Determine the number of lines in the data that contain "JSON", and write only that number.

DATA FOR THIS EXERCISE Start Marker

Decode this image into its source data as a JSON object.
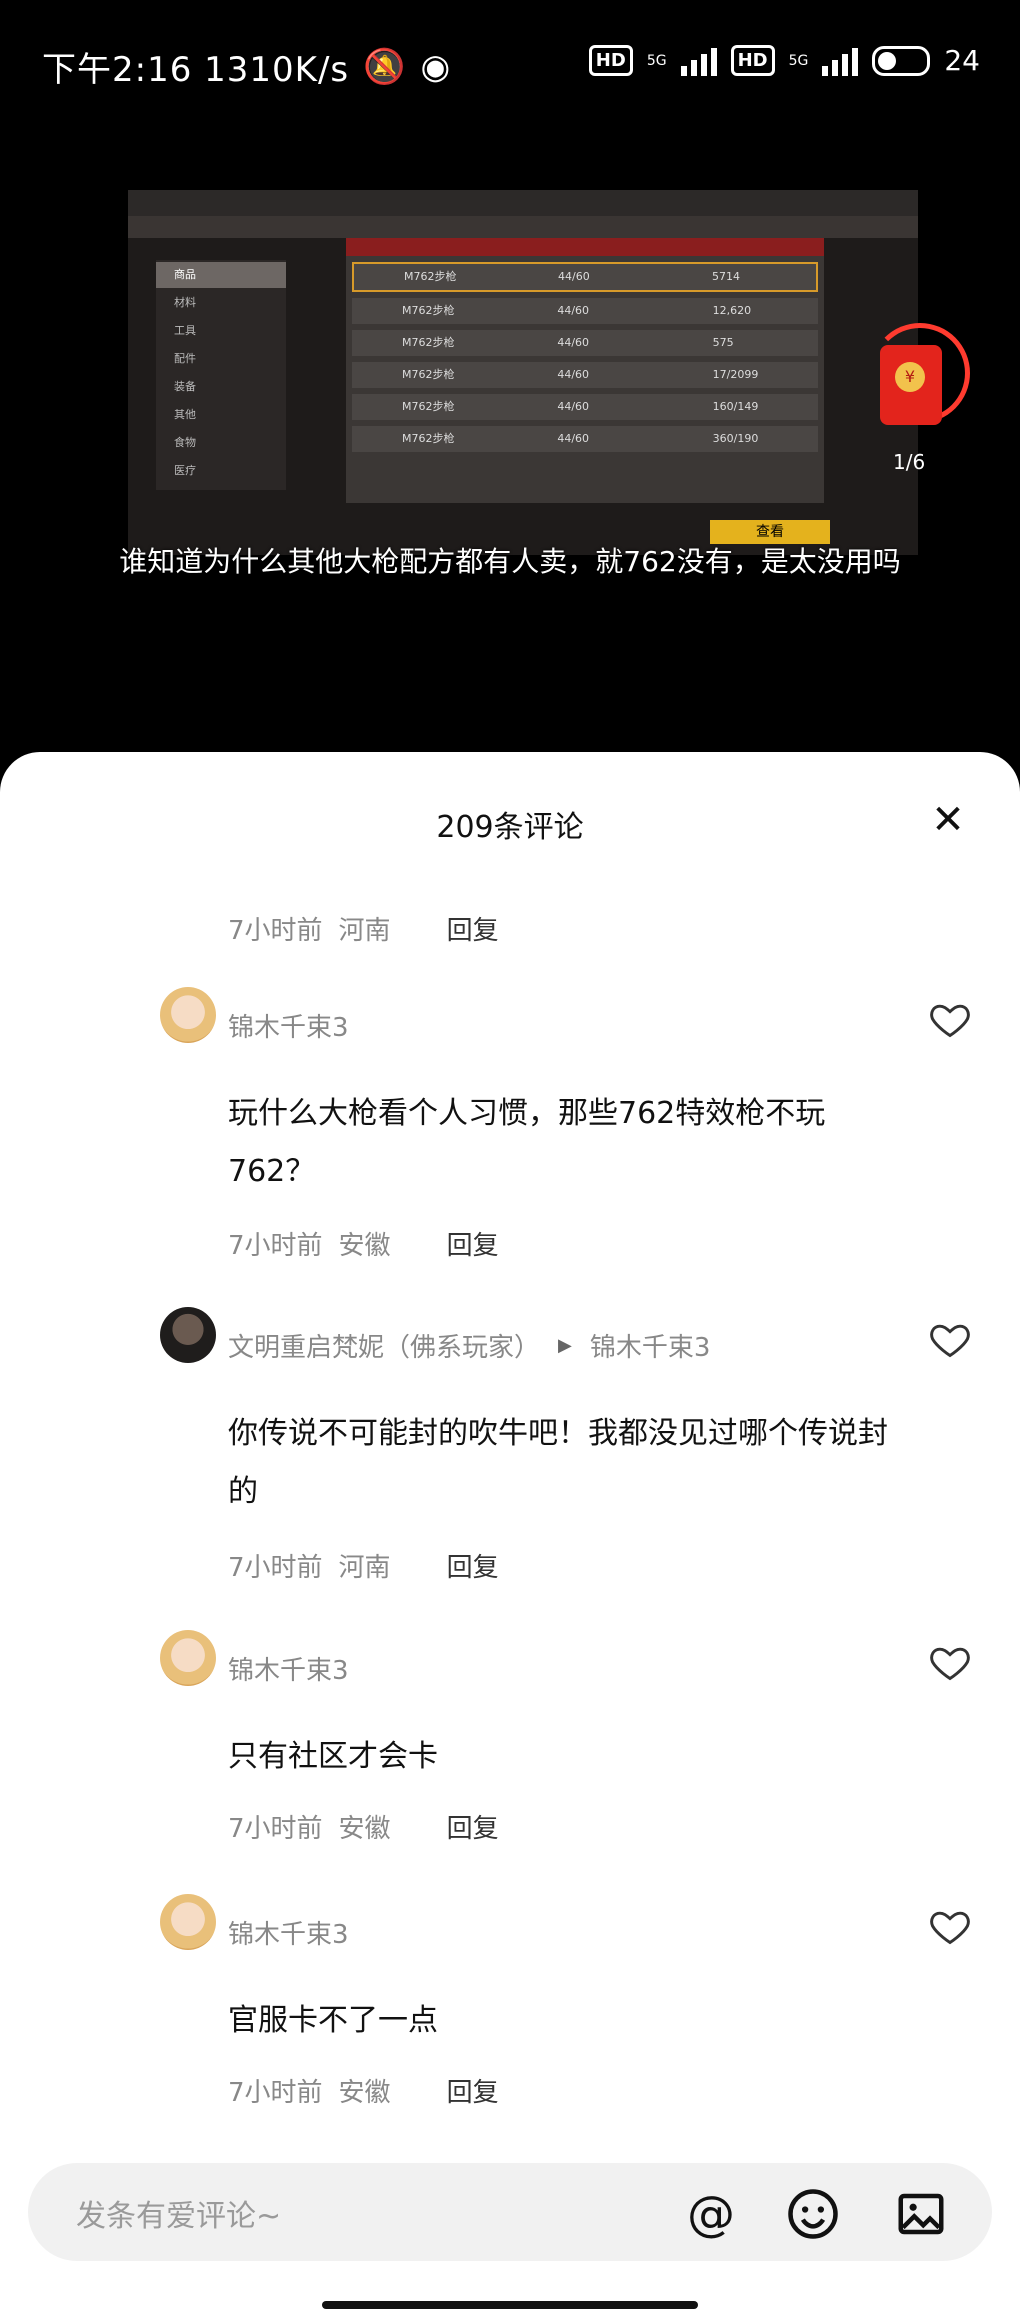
{
  "status_bar": {
    "time_speed": "下午2:16 1310K/s",
    "network_1": "5G",
    "network_2": "5G",
    "hd_1": "HD",
    "hd_2": "HD",
    "battery": "24"
  },
  "video": {
    "subtitle": "谁知道为什么其他大枪配方都有人卖，就762没有，是太没用吗",
    "game_rows": [
      {
        "name": "M762步枪",
        "qty": "44/60",
        "price": "5714"
      },
      {
        "name": "M762步枪",
        "qty": "44/60",
        "price": "12,620"
      },
      {
        "name": "M762步枪",
        "qty": "44/60",
        "price": "575"
      },
      {
        "name": "M762步枪",
        "qty": "44/60",
        "price": "17/2099"
      },
      {
        "name": "M762步枪",
        "qty": "44/60",
        "price": "160/149"
      },
      {
        "name": "M762步枪",
        "qty": "44/60",
        "price": "360/190"
      }
    ],
    "game_side": [
      "商品",
      "材料",
      "工具",
      "配件",
      "装备",
      "其他",
      "食物",
      "医疗"
    ],
    "game_button": "查看",
    "red_packet_count": "1/6"
  },
  "sheet": {
    "title": "209条评论",
    "close_icon": "close-icon"
  },
  "top_meta": {
    "time": "7小时前",
    "location": "河南",
    "reply": "回复"
  },
  "comments": [
    {
      "user": "锦木千束3",
      "text": "玩什么大枪看个人习惯，那些762特效枪不玩762？",
      "time": "7小时前",
      "location": "安徽",
      "reply": "回复"
    },
    {
      "user": "文明重启梵妮（佛系玩家）",
      "reply_to": "锦木千束3",
      "text": "你传说不可能封的吹牛吧！我都没见过哪个传说封的",
      "time": "7小时前",
      "location": "河南",
      "reply": "回复"
    },
    {
      "user": "锦木千束3",
      "text": "只有社区才会卡",
      "time": "7小时前",
      "location": "安徽",
      "reply": "回复"
    },
    {
      "user": "锦木千束3",
      "text": "官服卡不了一点",
      "time": "7小时前",
      "location": "安徽",
      "reply": "回复"
    }
  ],
  "input_bar": {
    "placeholder": "发条有爱评论~",
    "icons": [
      "at-icon",
      "emoji-icon",
      "image-icon"
    ]
  },
  "colors": {
    "sheet_bg": "#ffffff",
    "accent_red": "#e3241c",
    "game_highlight": "#e4b21d"
  }
}
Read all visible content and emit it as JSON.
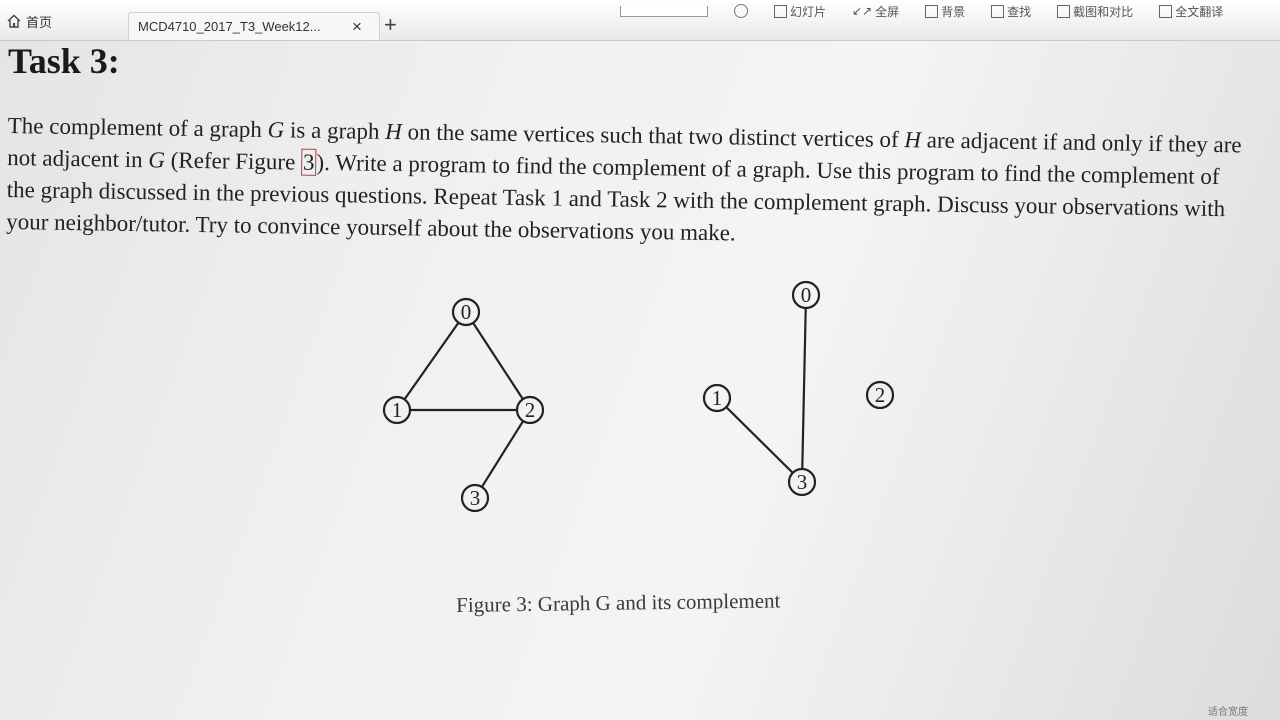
{
  "tabs": {
    "home_label": "首页",
    "doc_title": "MCD4710_2017_T3_Week12...",
    "close_symbol": "×",
    "new_tab_symbol": "+"
  },
  "toolbar": {
    "slideshow": "幻灯片",
    "fullscreen": "全屏",
    "background": "背景",
    "find": "查找",
    "compare": "截图和对比",
    "translate": "全文翻译"
  },
  "document": {
    "heading": "Task 3:",
    "paragraph": {
      "t1": "The complement of a graph ",
      "g1": "G",
      "t2": " is a graph ",
      "h1": "H",
      "t3": " on the same vertices such that two distinct vertices of ",
      "h2": "H",
      "t4": " are adjacent if and only if they are not adjacent in ",
      "g2": "G",
      "t5": " (Refer Figure ",
      "ref": "3",
      "t6": "). Write a program to find the complement of a graph. Use this program to find the complement of the graph discussed in the previous questions. Repeat Task 1 and Task 2 with the complement graph. Discuss your observations with your neighbor/tutor. Try to convince yourself about the observations you make."
    },
    "figure_caption": "Figure 3: Graph G and its complement",
    "graph_g": {
      "vertices": [
        "0",
        "1",
        "2",
        "3"
      ],
      "edges": [
        [
          "0",
          "1"
        ],
        [
          "0",
          "2"
        ],
        [
          "1",
          "2"
        ],
        [
          "2",
          "3"
        ]
      ]
    },
    "graph_complement": {
      "vertices": [
        "0",
        "1",
        "2",
        "3"
      ],
      "edges": [
        [
          "0",
          "3"
        ],
        [
          "1",
          "3"
        ]
      ]
    }
  },
  "status": {
    "fit_label": "适合宽度"
  }
}
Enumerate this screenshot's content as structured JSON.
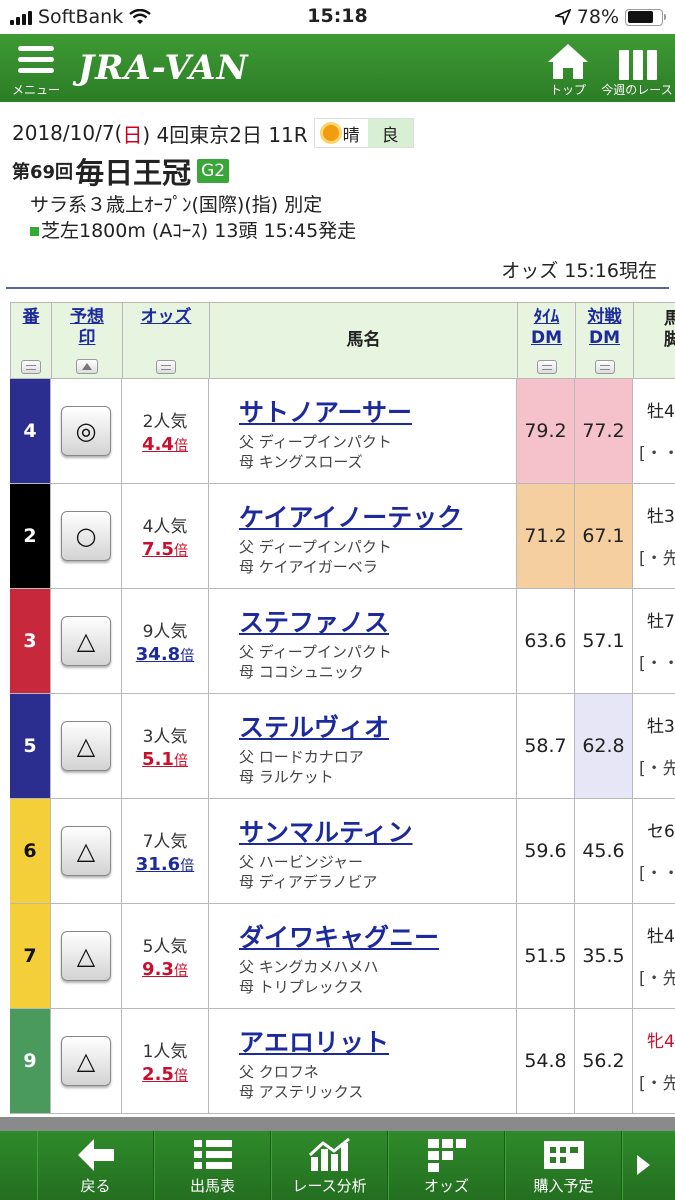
{
  "status": {
    "carrier": "SoftBank",
    "time": "15:18",
    "battery": "78%",
    "battery_level": 0.78
  },
  "header": {
    "menu_label": "メニュー",
    "logo": "JRA-VAN",
    "top_label": "トップ",
    "week_label": "今週のレース"
  },
  "race": {
    "date_prefix": "2018/10/7(",
    "weekday": "日",
    "date_suffix": ") 4回東京2日 11R",
    "weather": "晴",
    "track": "良",
    "number": "第69回",
    "name": "毎日王冠",
    "grade": "G2",
    "conditions": "サラ系３歳上ｵｰﾌﾟﾝ(国際)(指) 別定",
    "course": "芝左1800m (Aｺｰｽ) 13頭 15:45発走",
    "odds_time": "オッズ 15:16現在"
  },
  "table": {
    "headers": {
      "num": "番",
      "mark_1": "予想",
      "mark_2": "印",
      "odds": "オッズ",
      "name": "馬名",
      "time_dm_1": "ﾀｲﾑ",
      "time_dm_2": "DM",
      "match_dm_1": "対戦",
      "match_dm_2": "DM",
      "extra_1": "馬",
      "extra_2": "脚"
    },
    "odds_unit": "倍",
    "rows": [
      {
        "num": "4",
        "num_bg": "#2b2e8f",
        "mark": "◎",
        "popularity": "2人気",
        "odds": "4.4",
        "odds_color": "#c8102e",
        "horse": "サトノアーサー",
        "sire": "父 ディープインパクト",
        "dam": "母 キングスローズ",
        "time_dm": "79.2",
        "time_bg": "#f5c2cc",
        "match_dm": "77.2",
        "match_bg": "#f5c2cc",
        "sex": "牡4",
        "sex_color": "#222",
        "note": "[・・"
      },
      {
        "num": "2",
        "num_bg": "#000000",
        "mark": "○",
        "popularity": "4人気",
        "odds": "7.5",
        "odds_color": "#c8102e",
        "horse": "ケイアイノーテック",
        "sire": "父 ディープインパクト",
        "dam": "母 ケイアイガーベラ",
        "time_dm": "71.2",
        "time_bg": "#f6cfa1",
        "match_dm": "67.1",
        "match_bg": "#f6cfa1",
        "sex": "牡3",
        "sex_color": "#222",
        "note": "[・先"
      },
      {
        "num": "3",
        "num_bg": "#c8283c",
        "mark": "△",
        "popularity": "9人気",
        "odds": "34.8",
        "odds_color": "#1d2a9c",
        "horse": "ステファノス",
        "sire": "父 ディープインパクト",
        "dam": "母 ココシュニック",
        "time_dm": "63.6",
        "time_bg": "#ffffff",
        "match_dm": "57.1",
        "match_bg": "#ffffff",
        "sex": "牡7",
        "sex_color": "#222",
        "note": "[・・"
      },
      {
        "num": "5",
        "num_bg": "#2b2e8f",
        "mark": "△",
        "popularity": "3人気",
        "odds": "5.1",
        "odds_color": "#c8102e",
        "horse": "ステルヴィオ",
        "sire": "父 ロードカナロア",
        "dam": "母 ラルケット",
        "time_dm": "58.7",
        "time_bg": "#ffffff",
        "match_dm": "62.8",
        "match_bg": "#e6e6f7",
        "sex": "牡3",
        "sex_color": "#222",
        "note": "[・先"
      },
      {
        "num": "6",
        "num_bg": "#f5cf3a",
        "mark": "△",
        "popularity": "7人気",
        "odds": "31.6",
        "odds_color": "#1d2a9c",
        "horse": "サンマルティン",
        "sire": "父 ハービンジャー",
        "dam": "母 ディアデラノビア",
        "time_dm": "59.6",
        "time_bg": "#ffffff",
        "match_dm": "45.6",
        "match_bg": "#ffffff",
        "sex": "セ6",
        "sex_color": "#222",
        "note": "[・・"
      },
      {
        "num": "7",
        "num_bg": "#f5cf3a",
        "mark": "△",
        "popularity": "5人気",
        "odds": "9.3",
        "odds_color": "#c8102e",
        "horse": "ダイワキャグニー",
        "sire": "父 キングカメハメハ",
        "dam": "母 トリプレックス",
        "time_dm": "51.5",
        "time_bg": "#ffffff",
        "match_dm": "35.5",
        "match_bg": "#ffffff",
        "sex": "牡4",
        "sex_color": "#222",
        "note": "[・先"
      },
      {
        "num": "9",
        "num_bg": "#4a9a5e",
        "mark": "△",
        "popularity": "1人気",
        "odds": "2.5",
        "odds_color": "#c8102e",
        "horse": "アエロリット",
        "sire": "父 クロフネ",
        "dam": "母 アステリックス",
        "time_dm": "54.8",
        "time_bg": "#ffffff",
        "match_dm": "56.2",
        "match_bg": "#ffffff",
        "sex": "牝4",
        "sex_color": "#c8102e",
        "note": "[・先"
      }
    ]
  },
  "toolbar": {
    "back": "戻る",
    "entries": "出馬表",
    "analysis": "レース分析",
    "odds": "オッズ",
    "purchase": "購入予定"
  }
}
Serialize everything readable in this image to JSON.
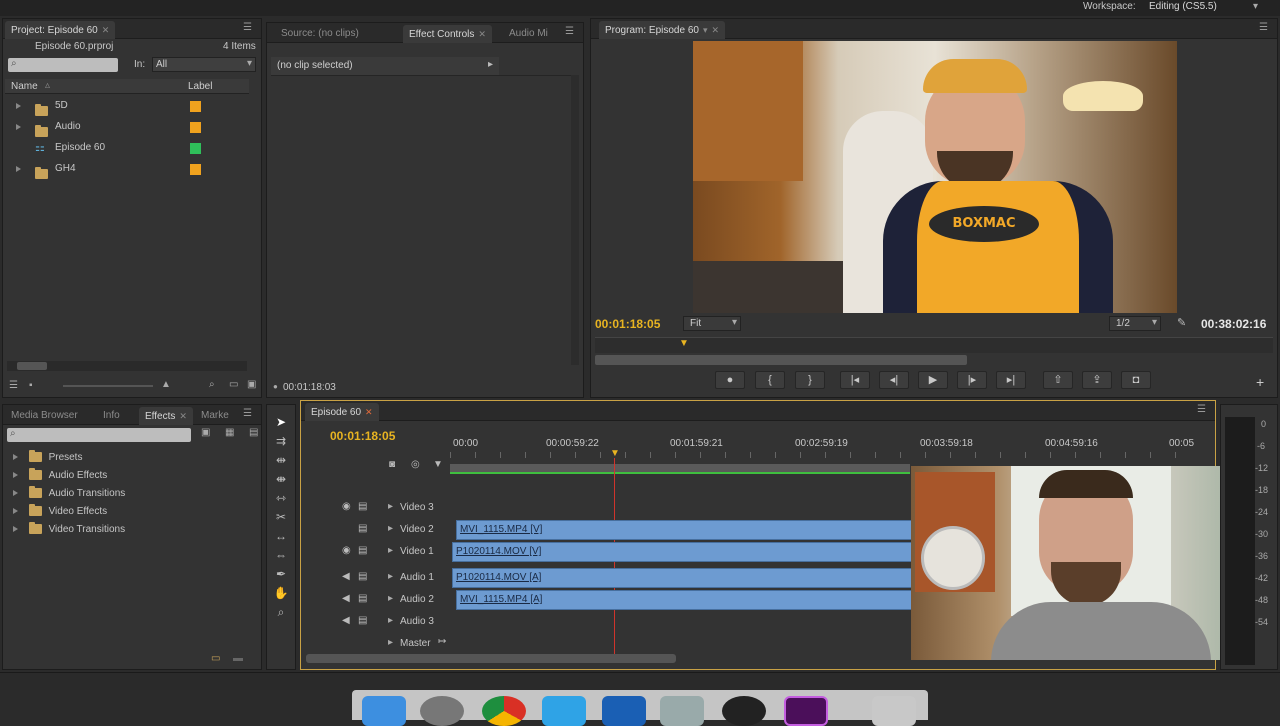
{
  "workspace": {
    "label": "Workspace:",
    "value": "Editing (CS5.5)"
  },
  "project": {
    "tab": "Project: Episode 60",
    "file": "Episode 60.prproj",
    "count": "4 Items",
    "in_label": "In:",
    "in_value": "All",
    "col_name": "Name",
    "col_label": "Label",
    "items": [
      {
        "name": "5D",
        "type": "folder",
        "color": "#f0a21e"
      },
      {
        "name": "Audio",
        "type": "folder",
        "color": "#f0a21e"
      },
      {
        "name": "Episode 60",
        "type": "sequence",
        "color": "#2fbf5a"
      },
      {
        "name": "GH4",
        "type": "folder",
        "color": "#f0a21e"
      }
    ]
  },
  "source": {
    "tabs": [
      "Source: (no clips)",
      "Effect Controls",
      "Audio Mi"
    ],
    "no_clip": "(no clip selected)",
    "timecode": "00:01:18:03"
  },
  "program": {
    "tab": "Program: Episode 60",
    "timecode_left": "00:01:18:05",
    "timecode_right": "00:38:02:16",
    "fit": "Fit",
    "resolution": "1/2",
    "shirt_text": "BOXMAC"
  },
  "effects": {
    "tabs": [
      "Media Browser",
      "Info",
      "Effects",
      "Marke"
    ],
    "items": [
      "Presets",
      "Audio Effects",
      "Audio Transitions",
      "Video Effects",
      "Video Transitions"
    ]
  },
  "timeline": {
    "tab": "Episode 60",
    "timecode": "00:01:18:05",
    "ruler": [
      "00:00",
      "00:00:59:22",
      "00:01:59:21",
      "00:02:59:19",
      "00:03:59:18",
      "00:04:59:16",
      "00:05"
    ],
    "tracks": [
      {
        "name": "Video 3",
        "clip": ""
      },
      {
        "name": "Video 2",
        "clip": "MVI_1115.MP4 [V]"
      },
      {
        "name": "Video 1",
        "clip": "P1020114.MOV [V]"
      },
      {
        "name": "Audio 1",
        "clip": "P1020114.MOV [A]"
      },
      {
        "name": "Audio 2",
        "clip": "MVI_1115.MP4 [A]"
      },
      {
        "name": "Audio 3",
        "clip": ""
      },
      {
        "name": "Master",
        "clip": ""
      }
    ]
  },
  "meter": {
    "labels": [
      "0",
      "-6",
      "-12",
      "-18",
      "-24",
      "-30",
      "-36",
      "-42",
      "-48",
      "-54"
    ]
  }
}
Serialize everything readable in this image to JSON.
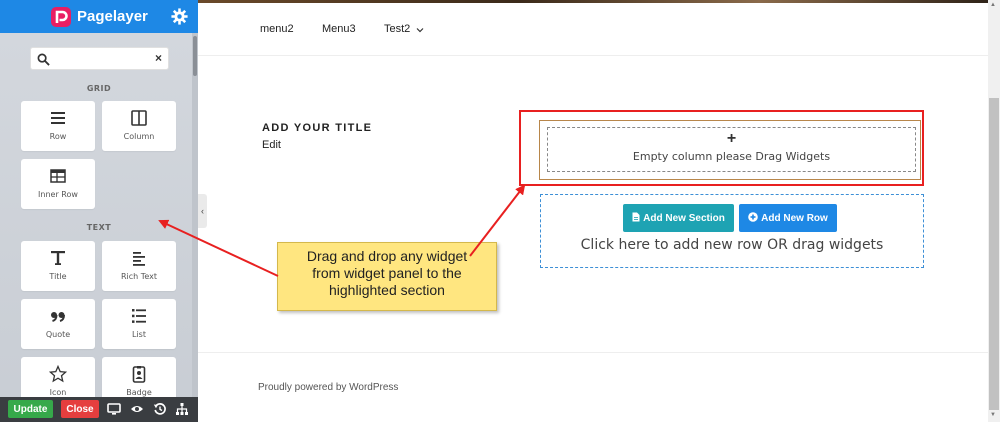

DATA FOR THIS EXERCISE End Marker

EXERCISE RESULT. 5